(Records from a data source)

---*---

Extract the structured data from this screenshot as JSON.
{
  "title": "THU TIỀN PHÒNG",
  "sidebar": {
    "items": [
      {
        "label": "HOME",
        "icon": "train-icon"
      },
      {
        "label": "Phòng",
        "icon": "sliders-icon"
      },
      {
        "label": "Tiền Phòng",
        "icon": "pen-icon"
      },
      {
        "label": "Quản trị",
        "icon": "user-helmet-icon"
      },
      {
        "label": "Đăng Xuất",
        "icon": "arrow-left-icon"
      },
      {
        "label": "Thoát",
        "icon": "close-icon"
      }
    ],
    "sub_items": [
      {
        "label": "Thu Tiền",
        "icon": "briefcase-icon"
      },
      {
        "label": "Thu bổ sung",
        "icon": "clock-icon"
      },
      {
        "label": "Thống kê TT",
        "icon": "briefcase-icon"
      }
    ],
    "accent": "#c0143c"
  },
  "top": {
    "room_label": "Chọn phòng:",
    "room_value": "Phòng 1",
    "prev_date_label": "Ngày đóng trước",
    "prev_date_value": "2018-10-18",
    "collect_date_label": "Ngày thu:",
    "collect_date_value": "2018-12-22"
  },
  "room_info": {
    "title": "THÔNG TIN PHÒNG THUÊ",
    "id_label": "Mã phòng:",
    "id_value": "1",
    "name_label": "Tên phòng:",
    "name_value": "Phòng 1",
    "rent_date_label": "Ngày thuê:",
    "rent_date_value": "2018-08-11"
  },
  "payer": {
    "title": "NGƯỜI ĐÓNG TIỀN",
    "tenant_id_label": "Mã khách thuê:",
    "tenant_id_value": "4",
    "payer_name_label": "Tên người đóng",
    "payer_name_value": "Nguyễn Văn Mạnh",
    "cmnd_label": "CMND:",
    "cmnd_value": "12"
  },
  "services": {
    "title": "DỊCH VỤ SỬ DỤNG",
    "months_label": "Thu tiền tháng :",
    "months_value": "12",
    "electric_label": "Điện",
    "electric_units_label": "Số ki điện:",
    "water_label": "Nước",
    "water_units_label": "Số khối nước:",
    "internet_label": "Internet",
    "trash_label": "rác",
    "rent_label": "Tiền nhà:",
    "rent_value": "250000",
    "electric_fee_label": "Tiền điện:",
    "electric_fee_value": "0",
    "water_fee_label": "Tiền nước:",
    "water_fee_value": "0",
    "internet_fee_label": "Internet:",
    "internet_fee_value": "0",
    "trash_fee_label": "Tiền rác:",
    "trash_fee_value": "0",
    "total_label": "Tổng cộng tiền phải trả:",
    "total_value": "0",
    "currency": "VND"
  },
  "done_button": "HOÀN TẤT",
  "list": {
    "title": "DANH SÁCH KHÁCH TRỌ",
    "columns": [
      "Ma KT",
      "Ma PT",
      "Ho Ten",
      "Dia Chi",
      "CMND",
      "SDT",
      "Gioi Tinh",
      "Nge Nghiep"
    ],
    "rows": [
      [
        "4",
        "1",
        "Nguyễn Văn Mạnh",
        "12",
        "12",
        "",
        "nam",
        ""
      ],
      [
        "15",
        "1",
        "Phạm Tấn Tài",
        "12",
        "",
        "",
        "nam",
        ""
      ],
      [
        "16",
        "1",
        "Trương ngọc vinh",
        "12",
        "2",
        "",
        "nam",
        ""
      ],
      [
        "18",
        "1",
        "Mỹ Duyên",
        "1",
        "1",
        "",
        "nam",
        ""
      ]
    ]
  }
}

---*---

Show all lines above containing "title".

  "title": "THU TIỀN PHÒNG",
    "title": "THÔNG TIN PHÒNG THUÊ",
    "title": "NGƯỜI ĐÓNG TIỀN",
    "title": "DỊCH VỤ SỬ DỤNG",
    "title": "DANH SÁCH KHÁCH TRỌ",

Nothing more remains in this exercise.